Below are the records; collect from them each line containing the string "JSON".

##### SOURCE DATA

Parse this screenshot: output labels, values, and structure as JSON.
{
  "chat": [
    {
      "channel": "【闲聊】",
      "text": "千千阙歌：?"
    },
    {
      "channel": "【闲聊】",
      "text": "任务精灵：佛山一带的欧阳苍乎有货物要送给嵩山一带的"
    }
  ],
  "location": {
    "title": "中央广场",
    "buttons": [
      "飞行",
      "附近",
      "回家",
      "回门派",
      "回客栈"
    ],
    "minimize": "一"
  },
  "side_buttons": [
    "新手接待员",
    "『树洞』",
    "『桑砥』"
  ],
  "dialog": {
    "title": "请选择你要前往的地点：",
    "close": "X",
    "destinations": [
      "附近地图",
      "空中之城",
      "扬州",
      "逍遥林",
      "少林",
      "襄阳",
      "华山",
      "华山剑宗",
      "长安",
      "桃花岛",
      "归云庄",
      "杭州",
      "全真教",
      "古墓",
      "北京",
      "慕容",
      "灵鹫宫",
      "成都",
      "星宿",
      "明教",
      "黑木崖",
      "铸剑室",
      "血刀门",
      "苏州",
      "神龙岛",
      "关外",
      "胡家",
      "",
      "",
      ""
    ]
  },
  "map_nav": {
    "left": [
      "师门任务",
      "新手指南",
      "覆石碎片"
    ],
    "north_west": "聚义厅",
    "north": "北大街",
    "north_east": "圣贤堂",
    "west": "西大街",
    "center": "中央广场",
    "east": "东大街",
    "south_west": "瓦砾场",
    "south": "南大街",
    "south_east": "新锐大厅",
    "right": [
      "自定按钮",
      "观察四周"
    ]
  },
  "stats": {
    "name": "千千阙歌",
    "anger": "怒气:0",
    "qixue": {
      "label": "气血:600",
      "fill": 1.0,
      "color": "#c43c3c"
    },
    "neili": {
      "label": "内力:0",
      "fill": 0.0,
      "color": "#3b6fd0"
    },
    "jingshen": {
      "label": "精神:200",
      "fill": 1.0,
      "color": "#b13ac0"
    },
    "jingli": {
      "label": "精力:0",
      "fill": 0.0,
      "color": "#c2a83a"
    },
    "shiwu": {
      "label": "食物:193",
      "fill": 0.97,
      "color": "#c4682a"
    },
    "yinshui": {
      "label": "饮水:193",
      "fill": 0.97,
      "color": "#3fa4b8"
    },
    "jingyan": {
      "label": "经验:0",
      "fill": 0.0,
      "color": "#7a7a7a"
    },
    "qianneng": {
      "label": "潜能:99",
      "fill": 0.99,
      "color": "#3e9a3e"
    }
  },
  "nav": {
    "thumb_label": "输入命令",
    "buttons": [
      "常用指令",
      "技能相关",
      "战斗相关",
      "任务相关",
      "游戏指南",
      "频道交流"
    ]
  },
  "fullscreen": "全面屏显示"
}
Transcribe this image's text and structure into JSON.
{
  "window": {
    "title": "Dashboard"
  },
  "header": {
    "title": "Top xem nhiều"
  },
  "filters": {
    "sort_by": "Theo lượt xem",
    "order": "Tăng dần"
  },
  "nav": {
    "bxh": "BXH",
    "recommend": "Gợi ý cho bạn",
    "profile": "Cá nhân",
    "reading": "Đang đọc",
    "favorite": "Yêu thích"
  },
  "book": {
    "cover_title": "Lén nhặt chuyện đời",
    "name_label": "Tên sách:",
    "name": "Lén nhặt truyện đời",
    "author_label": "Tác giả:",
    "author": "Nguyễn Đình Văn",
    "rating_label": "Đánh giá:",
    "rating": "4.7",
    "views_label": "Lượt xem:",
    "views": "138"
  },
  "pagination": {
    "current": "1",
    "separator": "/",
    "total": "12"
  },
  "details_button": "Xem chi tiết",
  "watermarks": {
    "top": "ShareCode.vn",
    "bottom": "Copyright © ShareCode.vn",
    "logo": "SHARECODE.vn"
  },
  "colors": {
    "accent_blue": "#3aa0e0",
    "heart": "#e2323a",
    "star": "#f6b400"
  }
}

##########
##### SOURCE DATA

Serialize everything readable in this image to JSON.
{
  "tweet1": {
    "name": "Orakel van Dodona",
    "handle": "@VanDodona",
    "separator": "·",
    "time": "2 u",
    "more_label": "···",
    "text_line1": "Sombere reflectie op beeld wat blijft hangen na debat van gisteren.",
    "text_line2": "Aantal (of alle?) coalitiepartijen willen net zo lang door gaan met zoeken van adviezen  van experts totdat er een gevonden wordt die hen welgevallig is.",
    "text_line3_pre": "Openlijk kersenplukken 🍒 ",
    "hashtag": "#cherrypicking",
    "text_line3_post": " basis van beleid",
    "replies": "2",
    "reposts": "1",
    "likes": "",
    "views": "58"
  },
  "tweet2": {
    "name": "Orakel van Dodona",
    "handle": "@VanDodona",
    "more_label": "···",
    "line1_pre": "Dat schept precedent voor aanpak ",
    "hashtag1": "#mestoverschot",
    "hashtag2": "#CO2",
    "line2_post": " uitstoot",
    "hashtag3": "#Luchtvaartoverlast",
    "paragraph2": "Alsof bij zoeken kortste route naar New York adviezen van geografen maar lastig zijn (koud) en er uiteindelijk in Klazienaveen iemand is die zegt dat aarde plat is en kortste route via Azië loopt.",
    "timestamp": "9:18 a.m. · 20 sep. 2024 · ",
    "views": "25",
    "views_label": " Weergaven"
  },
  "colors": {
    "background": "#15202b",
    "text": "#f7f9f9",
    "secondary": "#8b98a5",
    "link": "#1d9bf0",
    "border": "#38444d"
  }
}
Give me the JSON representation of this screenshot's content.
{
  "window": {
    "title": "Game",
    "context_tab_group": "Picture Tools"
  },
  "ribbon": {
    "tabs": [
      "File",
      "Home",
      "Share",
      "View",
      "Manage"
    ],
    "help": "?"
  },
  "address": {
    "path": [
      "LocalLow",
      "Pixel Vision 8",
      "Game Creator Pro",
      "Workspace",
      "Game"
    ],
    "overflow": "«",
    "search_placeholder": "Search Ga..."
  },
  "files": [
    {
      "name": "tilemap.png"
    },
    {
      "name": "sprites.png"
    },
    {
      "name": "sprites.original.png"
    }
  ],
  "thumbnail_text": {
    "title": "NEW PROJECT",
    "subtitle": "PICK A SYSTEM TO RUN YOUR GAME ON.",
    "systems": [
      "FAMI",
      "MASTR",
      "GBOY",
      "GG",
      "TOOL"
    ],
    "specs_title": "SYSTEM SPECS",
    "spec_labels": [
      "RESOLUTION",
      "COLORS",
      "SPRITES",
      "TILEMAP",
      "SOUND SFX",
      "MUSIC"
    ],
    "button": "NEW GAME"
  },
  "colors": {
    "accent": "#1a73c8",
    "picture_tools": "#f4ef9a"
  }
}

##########

* **ANSWER FOR THIS EXERCISE**
Parse this screenshot: output labels, values, and structure as JSON.
Transcribe this image's text and structure into JSON.
Serialize everything readable in this image to JSON.
Give me the JSON representation of this screenshot's content.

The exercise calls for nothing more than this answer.